Explaining the ‘mystery’ of where all the disabled are coming from
The apparent explosion in Social Security disability claimants in recent years has provided endless fodder for critics of the program. Their favored explanation is that the growth in the ranks of the disabled, from 250,000 new claimants a year in 1970 to nearly 900,000 in 2008, comes from fraud or laziness.
A new study by two economists at the Social Security Administration should put that to rest. After examining 36 years of demographic data, David Pattison and Hilary Waldron found that population growth, the aging of the baby boom generation, and the increase in the proportion of women in the workforce accounted for 90% of the increase in the disabled population -- and 94% of the increase in the more recent 1990-2008 period.
The rest is accounted for by an increase in the “disability incidence rate,” defined simply as the factor that’s left after the others are accounted for.
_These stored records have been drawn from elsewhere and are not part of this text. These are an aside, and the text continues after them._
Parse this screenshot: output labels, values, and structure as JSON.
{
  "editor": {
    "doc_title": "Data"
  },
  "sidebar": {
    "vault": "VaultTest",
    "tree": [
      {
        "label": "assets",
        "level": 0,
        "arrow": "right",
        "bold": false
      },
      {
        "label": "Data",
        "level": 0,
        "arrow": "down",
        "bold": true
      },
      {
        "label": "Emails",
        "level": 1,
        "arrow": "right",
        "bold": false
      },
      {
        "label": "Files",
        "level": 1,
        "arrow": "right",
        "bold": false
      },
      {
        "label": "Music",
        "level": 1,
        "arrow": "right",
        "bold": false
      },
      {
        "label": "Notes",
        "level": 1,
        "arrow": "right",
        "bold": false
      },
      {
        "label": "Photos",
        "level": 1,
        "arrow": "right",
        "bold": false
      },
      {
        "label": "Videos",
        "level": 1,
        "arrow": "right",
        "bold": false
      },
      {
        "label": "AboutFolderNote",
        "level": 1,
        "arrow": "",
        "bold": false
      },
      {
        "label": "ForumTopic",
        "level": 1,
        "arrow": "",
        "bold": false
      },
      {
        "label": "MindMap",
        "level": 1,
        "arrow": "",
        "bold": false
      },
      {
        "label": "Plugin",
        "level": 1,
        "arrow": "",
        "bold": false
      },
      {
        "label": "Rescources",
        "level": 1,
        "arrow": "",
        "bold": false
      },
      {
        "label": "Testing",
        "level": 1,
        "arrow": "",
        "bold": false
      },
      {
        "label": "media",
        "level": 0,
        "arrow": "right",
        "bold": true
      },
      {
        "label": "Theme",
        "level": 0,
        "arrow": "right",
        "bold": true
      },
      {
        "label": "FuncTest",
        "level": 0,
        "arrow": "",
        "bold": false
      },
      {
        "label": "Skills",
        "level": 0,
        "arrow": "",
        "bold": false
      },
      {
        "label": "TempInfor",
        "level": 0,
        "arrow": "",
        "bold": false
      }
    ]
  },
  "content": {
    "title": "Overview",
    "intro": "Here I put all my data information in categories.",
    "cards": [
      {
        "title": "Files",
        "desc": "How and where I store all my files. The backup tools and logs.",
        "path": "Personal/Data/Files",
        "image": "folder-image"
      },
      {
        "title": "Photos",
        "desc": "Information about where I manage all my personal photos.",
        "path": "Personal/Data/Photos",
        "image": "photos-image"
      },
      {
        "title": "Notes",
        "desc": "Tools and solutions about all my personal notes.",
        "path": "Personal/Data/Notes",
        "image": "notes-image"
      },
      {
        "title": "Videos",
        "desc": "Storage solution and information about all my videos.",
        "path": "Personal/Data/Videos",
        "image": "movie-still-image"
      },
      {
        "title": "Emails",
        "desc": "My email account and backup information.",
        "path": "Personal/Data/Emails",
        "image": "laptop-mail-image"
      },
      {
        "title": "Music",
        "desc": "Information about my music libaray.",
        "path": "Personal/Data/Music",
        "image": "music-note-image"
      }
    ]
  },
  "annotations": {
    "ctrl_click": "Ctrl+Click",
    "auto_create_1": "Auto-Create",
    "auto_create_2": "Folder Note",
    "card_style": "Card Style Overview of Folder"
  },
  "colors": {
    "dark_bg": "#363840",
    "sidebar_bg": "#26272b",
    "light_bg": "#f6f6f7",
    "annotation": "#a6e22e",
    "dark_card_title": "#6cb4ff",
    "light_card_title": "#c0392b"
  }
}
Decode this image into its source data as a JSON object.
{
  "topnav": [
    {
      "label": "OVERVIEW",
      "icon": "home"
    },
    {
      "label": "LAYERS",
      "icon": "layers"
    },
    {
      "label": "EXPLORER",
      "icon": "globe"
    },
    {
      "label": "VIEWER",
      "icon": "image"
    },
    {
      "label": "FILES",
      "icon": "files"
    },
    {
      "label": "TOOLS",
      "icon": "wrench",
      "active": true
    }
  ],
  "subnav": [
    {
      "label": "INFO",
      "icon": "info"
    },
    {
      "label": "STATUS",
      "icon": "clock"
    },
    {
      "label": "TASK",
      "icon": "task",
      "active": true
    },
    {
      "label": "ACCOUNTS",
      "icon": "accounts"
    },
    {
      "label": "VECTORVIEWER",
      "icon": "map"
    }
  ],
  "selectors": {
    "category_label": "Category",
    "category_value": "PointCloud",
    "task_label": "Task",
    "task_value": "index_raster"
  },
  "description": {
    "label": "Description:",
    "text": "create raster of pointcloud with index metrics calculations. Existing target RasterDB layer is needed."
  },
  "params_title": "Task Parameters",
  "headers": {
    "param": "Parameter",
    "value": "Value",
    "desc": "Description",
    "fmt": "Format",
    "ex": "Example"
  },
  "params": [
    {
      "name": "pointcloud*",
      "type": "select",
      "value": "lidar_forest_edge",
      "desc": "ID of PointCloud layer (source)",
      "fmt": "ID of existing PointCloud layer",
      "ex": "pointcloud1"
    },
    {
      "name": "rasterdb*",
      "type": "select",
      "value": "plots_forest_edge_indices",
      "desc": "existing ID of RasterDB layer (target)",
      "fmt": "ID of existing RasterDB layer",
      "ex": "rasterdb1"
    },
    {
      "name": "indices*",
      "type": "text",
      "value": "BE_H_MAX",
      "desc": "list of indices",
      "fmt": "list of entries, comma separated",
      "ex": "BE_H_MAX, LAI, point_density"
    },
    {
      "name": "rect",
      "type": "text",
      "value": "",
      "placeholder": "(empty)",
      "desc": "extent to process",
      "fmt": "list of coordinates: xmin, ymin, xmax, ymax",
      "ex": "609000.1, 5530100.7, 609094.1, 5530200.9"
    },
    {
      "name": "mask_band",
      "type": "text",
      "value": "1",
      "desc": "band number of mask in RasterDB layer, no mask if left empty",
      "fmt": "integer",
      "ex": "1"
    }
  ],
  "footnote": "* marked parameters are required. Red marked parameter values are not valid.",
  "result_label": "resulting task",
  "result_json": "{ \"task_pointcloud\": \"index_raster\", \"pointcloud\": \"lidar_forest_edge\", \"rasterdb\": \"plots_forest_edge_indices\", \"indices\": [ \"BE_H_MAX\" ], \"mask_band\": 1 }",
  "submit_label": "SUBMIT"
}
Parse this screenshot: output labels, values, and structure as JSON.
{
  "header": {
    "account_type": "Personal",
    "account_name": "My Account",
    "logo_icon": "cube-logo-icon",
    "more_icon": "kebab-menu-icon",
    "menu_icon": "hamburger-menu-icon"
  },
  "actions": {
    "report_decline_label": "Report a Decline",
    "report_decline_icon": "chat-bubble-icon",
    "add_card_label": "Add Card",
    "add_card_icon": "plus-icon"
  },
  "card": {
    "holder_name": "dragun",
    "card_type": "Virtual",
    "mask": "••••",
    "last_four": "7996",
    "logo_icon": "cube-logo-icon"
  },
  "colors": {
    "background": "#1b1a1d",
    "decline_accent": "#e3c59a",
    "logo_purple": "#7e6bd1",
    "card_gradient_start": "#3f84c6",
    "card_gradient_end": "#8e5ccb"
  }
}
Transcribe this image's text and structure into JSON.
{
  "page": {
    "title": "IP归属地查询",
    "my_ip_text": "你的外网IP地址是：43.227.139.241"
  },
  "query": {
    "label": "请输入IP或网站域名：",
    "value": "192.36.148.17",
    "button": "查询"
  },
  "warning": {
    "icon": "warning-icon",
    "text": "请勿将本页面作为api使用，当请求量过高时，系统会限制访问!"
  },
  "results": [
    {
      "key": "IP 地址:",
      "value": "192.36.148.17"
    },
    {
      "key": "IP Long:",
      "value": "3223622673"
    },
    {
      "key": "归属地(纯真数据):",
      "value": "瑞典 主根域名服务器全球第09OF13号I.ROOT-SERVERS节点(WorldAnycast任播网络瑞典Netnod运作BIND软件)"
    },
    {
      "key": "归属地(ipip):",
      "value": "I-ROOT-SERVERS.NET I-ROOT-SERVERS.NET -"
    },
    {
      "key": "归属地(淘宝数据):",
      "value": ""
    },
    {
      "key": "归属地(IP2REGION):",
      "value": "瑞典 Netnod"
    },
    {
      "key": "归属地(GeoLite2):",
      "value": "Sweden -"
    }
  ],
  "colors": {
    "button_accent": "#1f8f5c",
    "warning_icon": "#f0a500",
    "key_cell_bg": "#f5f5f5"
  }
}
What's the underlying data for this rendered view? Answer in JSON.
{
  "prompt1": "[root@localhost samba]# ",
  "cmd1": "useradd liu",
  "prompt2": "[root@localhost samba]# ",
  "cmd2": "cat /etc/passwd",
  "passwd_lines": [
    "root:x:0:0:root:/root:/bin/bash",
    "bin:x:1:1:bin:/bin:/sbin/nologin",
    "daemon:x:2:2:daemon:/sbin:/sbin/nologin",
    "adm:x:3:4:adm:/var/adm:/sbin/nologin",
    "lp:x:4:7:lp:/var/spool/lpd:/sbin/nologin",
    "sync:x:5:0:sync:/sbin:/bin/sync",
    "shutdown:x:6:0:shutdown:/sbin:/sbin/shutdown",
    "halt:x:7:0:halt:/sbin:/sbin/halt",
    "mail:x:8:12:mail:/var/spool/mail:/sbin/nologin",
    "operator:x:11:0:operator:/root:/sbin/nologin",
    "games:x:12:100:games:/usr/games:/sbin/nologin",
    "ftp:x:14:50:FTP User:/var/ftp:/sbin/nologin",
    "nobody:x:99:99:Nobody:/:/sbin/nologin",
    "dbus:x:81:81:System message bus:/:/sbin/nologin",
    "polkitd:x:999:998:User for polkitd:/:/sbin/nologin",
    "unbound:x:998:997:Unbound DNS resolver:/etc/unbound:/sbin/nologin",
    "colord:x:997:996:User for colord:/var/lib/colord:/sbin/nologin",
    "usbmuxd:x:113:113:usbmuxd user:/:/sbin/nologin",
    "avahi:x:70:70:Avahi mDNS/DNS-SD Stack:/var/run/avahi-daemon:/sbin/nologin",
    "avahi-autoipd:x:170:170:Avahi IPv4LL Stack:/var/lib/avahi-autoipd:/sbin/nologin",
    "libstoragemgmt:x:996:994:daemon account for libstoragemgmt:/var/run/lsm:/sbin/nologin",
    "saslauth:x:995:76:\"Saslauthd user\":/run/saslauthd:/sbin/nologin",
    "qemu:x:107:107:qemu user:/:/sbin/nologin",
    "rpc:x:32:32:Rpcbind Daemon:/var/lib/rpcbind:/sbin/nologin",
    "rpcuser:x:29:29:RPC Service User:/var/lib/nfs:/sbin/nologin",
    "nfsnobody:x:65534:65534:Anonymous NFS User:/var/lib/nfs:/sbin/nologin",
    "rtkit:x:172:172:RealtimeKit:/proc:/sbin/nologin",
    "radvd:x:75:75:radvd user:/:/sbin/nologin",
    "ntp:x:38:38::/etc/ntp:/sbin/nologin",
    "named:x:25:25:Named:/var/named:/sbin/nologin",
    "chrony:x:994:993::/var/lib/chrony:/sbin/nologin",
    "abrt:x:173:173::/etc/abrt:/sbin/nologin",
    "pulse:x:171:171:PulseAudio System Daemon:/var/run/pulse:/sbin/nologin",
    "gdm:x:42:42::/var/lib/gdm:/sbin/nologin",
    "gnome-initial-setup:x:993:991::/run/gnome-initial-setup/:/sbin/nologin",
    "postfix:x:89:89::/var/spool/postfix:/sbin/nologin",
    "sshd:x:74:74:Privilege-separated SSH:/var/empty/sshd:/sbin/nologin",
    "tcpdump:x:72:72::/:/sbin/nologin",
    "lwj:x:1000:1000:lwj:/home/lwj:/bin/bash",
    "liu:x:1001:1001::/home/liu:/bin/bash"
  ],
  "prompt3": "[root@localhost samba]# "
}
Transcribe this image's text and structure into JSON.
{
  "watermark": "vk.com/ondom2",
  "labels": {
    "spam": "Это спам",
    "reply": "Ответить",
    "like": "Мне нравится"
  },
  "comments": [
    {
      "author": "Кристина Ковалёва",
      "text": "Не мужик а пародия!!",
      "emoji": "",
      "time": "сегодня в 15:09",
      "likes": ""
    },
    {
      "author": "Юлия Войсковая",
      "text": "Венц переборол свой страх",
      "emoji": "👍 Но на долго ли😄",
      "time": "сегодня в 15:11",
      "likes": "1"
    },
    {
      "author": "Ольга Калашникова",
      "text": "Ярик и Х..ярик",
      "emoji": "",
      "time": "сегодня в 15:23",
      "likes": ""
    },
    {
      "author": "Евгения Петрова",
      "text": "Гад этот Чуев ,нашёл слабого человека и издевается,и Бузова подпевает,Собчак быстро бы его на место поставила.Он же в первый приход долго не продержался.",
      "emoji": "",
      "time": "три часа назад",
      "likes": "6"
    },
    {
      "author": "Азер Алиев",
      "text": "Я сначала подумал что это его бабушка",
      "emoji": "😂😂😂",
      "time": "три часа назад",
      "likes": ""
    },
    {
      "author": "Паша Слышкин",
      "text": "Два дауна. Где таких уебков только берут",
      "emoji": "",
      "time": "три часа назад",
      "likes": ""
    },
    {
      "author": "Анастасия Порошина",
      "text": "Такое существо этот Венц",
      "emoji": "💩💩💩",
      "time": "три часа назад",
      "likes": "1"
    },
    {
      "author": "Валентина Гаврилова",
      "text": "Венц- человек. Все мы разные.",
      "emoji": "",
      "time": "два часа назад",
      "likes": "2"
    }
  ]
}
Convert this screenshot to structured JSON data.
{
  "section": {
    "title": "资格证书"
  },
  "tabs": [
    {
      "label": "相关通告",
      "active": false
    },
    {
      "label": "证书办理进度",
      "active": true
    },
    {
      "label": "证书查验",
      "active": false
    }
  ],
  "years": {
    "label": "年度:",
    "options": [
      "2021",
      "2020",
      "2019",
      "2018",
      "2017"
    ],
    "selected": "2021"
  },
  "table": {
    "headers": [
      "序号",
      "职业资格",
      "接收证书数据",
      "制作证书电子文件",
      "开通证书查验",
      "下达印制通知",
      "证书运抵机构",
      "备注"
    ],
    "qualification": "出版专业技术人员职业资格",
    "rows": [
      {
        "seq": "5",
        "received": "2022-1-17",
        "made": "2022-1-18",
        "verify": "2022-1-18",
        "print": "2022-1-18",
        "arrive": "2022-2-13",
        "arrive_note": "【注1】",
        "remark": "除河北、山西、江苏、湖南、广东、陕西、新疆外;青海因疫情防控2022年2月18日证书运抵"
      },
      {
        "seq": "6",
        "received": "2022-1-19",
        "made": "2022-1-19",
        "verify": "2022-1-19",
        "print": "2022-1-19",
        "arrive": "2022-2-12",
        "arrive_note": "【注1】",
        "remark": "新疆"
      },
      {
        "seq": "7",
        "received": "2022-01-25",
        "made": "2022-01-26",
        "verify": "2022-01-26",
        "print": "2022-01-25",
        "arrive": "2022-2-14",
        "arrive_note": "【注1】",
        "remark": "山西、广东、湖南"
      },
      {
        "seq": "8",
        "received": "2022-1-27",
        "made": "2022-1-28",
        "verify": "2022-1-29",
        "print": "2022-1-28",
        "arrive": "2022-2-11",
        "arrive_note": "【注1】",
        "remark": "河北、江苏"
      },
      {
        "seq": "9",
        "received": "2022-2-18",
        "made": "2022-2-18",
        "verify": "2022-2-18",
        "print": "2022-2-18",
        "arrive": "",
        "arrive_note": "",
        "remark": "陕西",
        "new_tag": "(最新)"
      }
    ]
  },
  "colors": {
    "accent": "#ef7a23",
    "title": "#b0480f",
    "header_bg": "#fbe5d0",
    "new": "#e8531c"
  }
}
But as they point out, the incidence rate actually has been falling over the last 18 years.
The findings are a reminder that disability is heavily influenced by age, and that America’s workforce aged rapidly as baby boomers got older. In 1970, some boomers were too young to be working; by 2008, some were beginning to retire. As boomers moved into disability-prone ages (think the late 40s through the mid-60s), the rate of disability in the population would have risen even if none of the other factors was present.
Pattison’s and Waldron’s work takes on special importance today, as the disability program faces a near-term fiscal crisis. The exhaustion of the program’s resources, which could strike as early as 2016, demands action by Congress. in the past, the underfunding of Social Security disability has been addressed by shifting money out of the program’s old age trust fund to shore up the disability fund.
Something better and longer-lasting is required this time, but that effort isn’t helped by the sort of uninformed demonizing of the disability population retailed by people like Sen. Tom Coburn (R-Okla.). Coburn appeared on “60 Minutes” not long ago to wonder aloud where all the disabled people came from. If he only asked the Social Security Administration, he’d know the answer. But does he want to know? Nor does it help for “60 Minutes,” National Public Radio and other national news organizations to report on disability without doing their homework. With the publication of this latest study, they have one less excuse for getting it wrong.